## EXERCISE PROMPT
Please restate each entry that follows word for word.
(EXERCISE DATA)
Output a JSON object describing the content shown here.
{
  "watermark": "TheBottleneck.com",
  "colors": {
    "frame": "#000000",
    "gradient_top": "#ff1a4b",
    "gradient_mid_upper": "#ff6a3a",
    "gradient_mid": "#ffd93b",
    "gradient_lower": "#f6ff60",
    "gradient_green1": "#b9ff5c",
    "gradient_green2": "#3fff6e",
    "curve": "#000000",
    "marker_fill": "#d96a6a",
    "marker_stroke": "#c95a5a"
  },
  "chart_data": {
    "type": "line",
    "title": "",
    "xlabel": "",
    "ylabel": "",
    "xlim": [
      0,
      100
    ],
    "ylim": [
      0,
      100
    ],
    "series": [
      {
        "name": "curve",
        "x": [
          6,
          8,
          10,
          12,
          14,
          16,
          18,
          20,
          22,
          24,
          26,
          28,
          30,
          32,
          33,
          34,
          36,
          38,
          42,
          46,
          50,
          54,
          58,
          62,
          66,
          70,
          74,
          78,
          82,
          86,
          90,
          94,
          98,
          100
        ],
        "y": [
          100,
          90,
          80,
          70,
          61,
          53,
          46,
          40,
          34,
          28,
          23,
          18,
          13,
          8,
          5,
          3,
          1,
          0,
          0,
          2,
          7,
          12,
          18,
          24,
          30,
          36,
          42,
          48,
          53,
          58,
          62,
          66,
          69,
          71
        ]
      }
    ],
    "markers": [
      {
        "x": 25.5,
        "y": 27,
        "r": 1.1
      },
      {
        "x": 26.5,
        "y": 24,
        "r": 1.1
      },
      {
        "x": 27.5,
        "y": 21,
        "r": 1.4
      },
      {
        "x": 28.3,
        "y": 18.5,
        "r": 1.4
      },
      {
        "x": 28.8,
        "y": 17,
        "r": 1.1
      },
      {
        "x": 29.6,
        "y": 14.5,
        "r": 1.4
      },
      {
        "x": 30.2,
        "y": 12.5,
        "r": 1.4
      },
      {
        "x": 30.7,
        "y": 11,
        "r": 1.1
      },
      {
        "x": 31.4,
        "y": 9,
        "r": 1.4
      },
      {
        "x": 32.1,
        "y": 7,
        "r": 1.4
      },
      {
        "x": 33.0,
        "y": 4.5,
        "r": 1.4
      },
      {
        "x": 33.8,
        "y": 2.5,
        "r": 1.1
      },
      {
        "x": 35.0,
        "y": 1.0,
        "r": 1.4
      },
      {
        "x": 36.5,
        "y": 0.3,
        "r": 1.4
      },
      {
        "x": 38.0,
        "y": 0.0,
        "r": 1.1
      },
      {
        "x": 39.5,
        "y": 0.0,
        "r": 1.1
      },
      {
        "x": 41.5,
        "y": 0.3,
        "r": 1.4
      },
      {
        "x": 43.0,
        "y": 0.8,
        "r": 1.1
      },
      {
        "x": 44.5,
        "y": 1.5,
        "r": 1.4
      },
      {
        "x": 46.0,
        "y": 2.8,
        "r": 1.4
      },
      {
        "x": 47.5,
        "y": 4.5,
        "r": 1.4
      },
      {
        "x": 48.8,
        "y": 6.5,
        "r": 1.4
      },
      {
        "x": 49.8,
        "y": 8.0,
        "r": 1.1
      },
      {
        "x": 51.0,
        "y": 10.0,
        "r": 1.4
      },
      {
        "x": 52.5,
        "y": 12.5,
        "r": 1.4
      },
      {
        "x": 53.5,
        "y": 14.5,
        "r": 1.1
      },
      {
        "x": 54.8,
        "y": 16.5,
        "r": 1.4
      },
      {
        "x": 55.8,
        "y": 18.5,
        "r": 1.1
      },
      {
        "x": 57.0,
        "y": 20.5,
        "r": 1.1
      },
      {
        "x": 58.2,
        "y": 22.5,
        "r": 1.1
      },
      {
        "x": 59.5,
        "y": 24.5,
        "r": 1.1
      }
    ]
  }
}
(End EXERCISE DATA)
## ANSWER SPACE
Output a JSON object describing the content shown here.
{
  "watermark": "TheBottleneck.com",
  "colors": {
    "frame": "#000000",
    "gradient_top": "#ff1a4b",
    "gradient_mid_upper": "#ff6a3a",
    "gradient_mid": "#ffd93b",
    "gradient_lower": "#f6ff60",
    "gradient_green1": "#b9ff5c",
    "gradient_green2": "#3fff6e",
    "curve": "#000000",
    "marker_fill": "#d96a6a",
    "marker_stroke": "#c95a5a"
  },
  "chart_data": {
    "type": "line",
    "title": "",
    "xlabel": "",
    "ylabel": "",
    "xlim": [
      0,
      100
    ],
    "ylim": [
      0,
      100
    ],
    "series": [
      {
        "name": "curve",
        "x": [
          6,
          8,
          10,
          12,
          14,
          16,
          18,
          20,
          22,
          24,
          26,
          28,
          30,
          32,
          33,
          34,
          36,
          38,
          42,
          46,
          50,
          54,
          58,
          62,
          66,
          70,
          74,
          78,
          82,
          86,
          90,
          94,
          98,
          100
        ],
        "y": [
          100,
          90,
          80,
          70,
          61,
          53,
          46,
          40,
          34,
          28,
          23,
          18,
          13,
          8,
          5,
          3,
          1,
          0,
          0,
          2,
          7,
          12,
          18,
          24,
          30,
          36,
          42,
          48,
          53,
          58,
          62,
          66,
          69,
          71
        ]
      }
    ],
    "markers": [
      {
        "x": 25.5,
        "y": 27,
        "r": 1.1
      },
      {
        "x": 26.5,
        "y": 24,
        "r": 1.1
      },
      {
        "x": 27.5,
        "y": 21,
        "r": 1.4
      },
      {
        "x": 28.3,
        "y": 18.5,
        "r": 1.4
      },
      {
        "x": 28.8,
        "y": 17,
        "r": 1.1
      },
      {
        "x": 29.6,
        "y": 14.5,
        "r": 1.4
      },
      {
        "x": 30.2,
        "y": 12.5,
        "r": 1.4
      },
      {
        "x": 30.7,
        "y": 11,
        "r": 1.1
      },
      {
        "x": 31.4,
        "y": 9,
        "r": 1.4
      },
      {
        "x": 32.1,
        "y": 7,
        "r": 1.4
      },
      {
        "x": 33.0,
        "y": 4.5,
        "r": 1.4
      },
      {
        "x": 33.8,
        "y": 2.5,
        "r": 1.1
      },
      {
        "x": 35.0,
        "y": 1.0,
        "r": 1.4
      },
      {
        "x": 36.5,
        "y": 0.3,
        "r": 1.4
      },
      {
        "x": 38.0,
        "y": 0.0,
        "r": 1.1
      },
      {
        "x": 39.5,
        "y": 0.0,
        "r": 1.1
      },
      {
        "x": 41.5,
        "y": 0.3,
        "r": 1.4
      },
      {
        "x": 43.0,
        "y": 0.8,
        "r": 1.1
      },
      {
        "x": 44.5,
        "y": 1.5,
        "r": 1.4
      },
      {
        "x": 46.0,
        "y": 2.8,
        "r": 1.4
      },
      {
        "x": 47.5,
        "y": 4.5,
        "r": 1.4
      },
      {
        "x": 48.8,
        "y": 6.5,
        "r": 1.4
      },
      {
        "x": 49.8,
        "y": 8.0,
        "r": 1.1
      },
      {
        "x": 51.0,
        "y": 10.0,
        "r": 1.4
      },
      {
        "x": 52.5,
        "y": 12.5,
        "r": 1.4
      },
      {
        "x": 53.5,
        "y": 14.5,
        "r": 1.1
      },
      {
        "x": 54.8,
        "y": 16.5,
        "r": 1.4
      },
      {
        "x": 55.8,
        "y": 18.5,
        "r": 1.1
      },
      {
        "x": 57.0,
        "y": 20.5,
        "r": 1.1
      },
      {
        "x": 58.2,
        "y": 22.5,
        "r": 1.1
      },
      {
        "x": 59.5,
        "y": 24.5,
        "r": 1.1
      }
    ]
  }
}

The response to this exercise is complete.